Physical therapy: Physical therapists use a combination of hands-on massage, stretching, strengthening, and range-of-motion treatments to relieve pain and improve the conditions that cause it. Therapists may use ice, heat, ultrasound, and transcutaneous electrical nerve stimulation (TENs) to curb pain and promote healing.
Beat pain with exercise: Those with chronic musculoskeletal pain, may not feel like exercising, but workouts encourage the body to release endorphins, which act as natural painkillers. In one study, people with knee osteoarthritis who participated in a walking program felt less pain after just eight weeks. However, check with your doctor before starting an exercise program, especially if you've been inactive due to chronic pain.
Chronic Pain Management
"For those with chronic pain, more aggressive treatment may be needed," Dr. Peckman concluded. "Historically, anesthesiologists managed the pain associated with surgical procedures. Now this same area of medicine allows us to do so much more for people, whose lives have been affected by injury or disease."
Dr. Peckman designs pain management treatment plans tailored to the unique needs of chronic pain sufferers, including those with conditions like:
- chronic tingling or burning of the arm, which results from the use of a cane
- pain associated with shingles
- neck and back pain, including cervical or lumbar herniated disc disease and degenerative arthritis of the spine
- discomfort of fractured ribs
- cancer pain
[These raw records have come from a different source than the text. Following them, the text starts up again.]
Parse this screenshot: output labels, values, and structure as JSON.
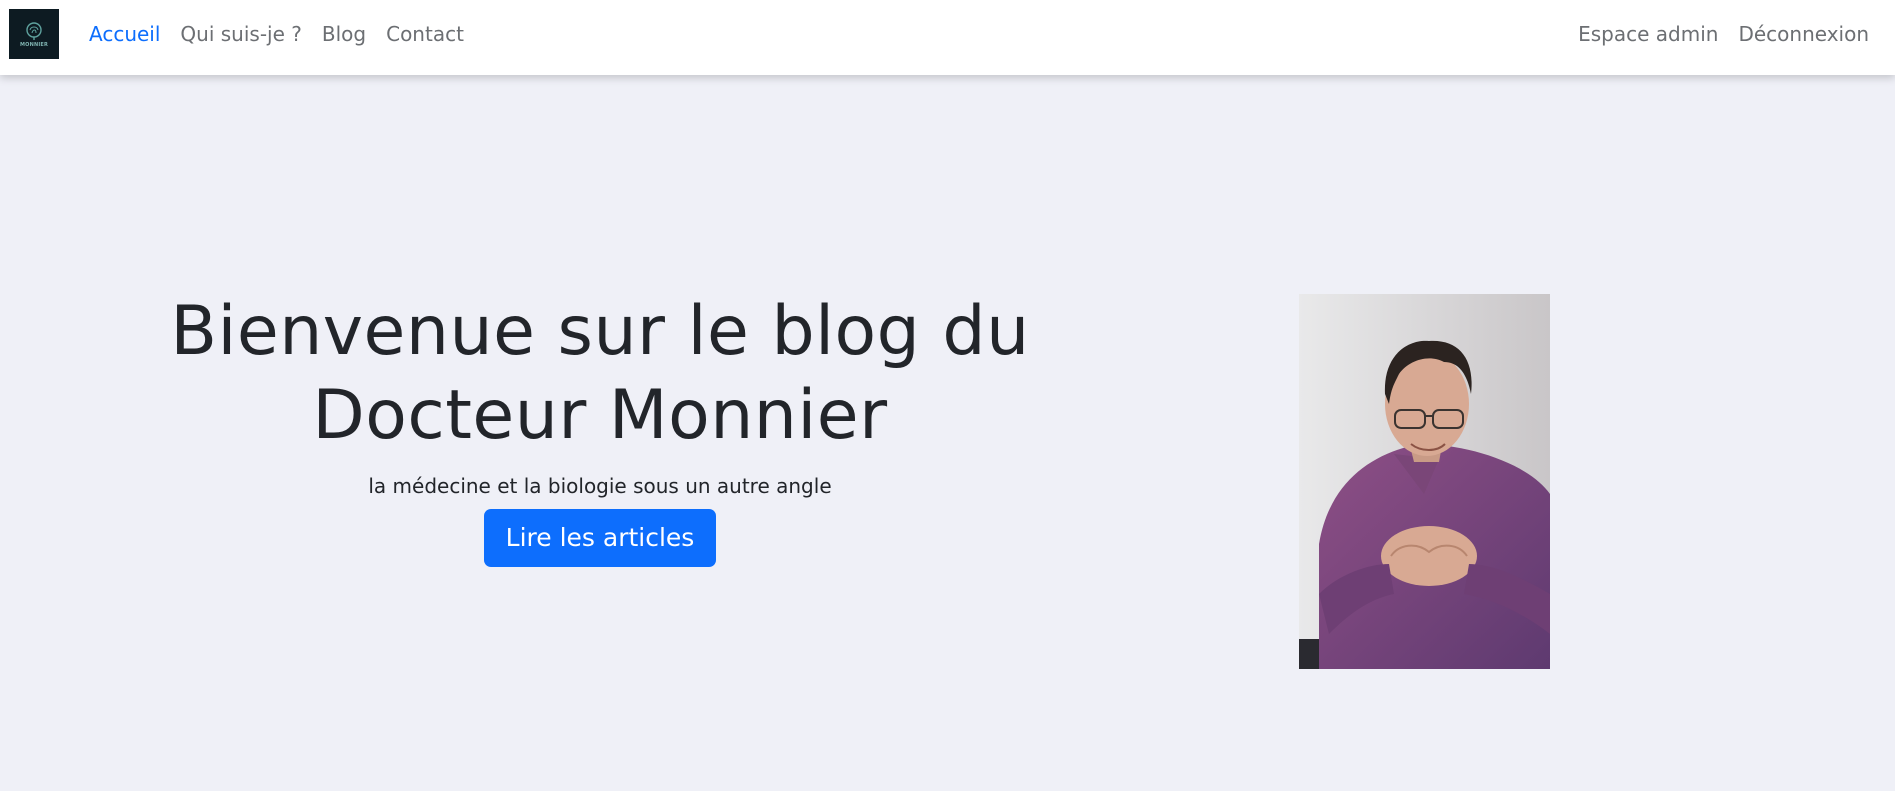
{
  "nav": {
    "logo_text": "MONNIER",
    "left_links": [
      {
        "label": "Accueil",
        "active": true
      },
      {
        "label": "Qui suis-je ?",
        "active": false
      },
      {
        "label": "Blog",
        "active": false
      },
      {
        "label": "Contact",
        "active": false
      }
    ],
    "right_links": [
      {
        "label": "Espace admin"
      },
      {
        "label": "Déconnexion"
      }
    ]
  },
  "hero": {
    "title_line1": "Bienvenue sur le blog du",
    "title_line2": "Docteur Monnier",
    "subtitle": "la médecine et la biologie sous un autre angle",
    "button_label": "Lire les articles"
  },
  "colors": {
    "accent": "#0d6efd",
    "background": "#eff0f7",
    "navbar": "#ffffff",
    "text": "#22252a",
    "nav_text": "#6c6f73"
  },
  "icons": {
    "logo": "brain-logo-icon"
  }
}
- reflex sympathetic dystrophy
- diabetic neuropathic pain
For more information about pain management or Dr. Peckman's outpatient pain management clinic at Salem Community Hospital, contact his office at 625 Springfield Road in Columbiana, 330-482-3762.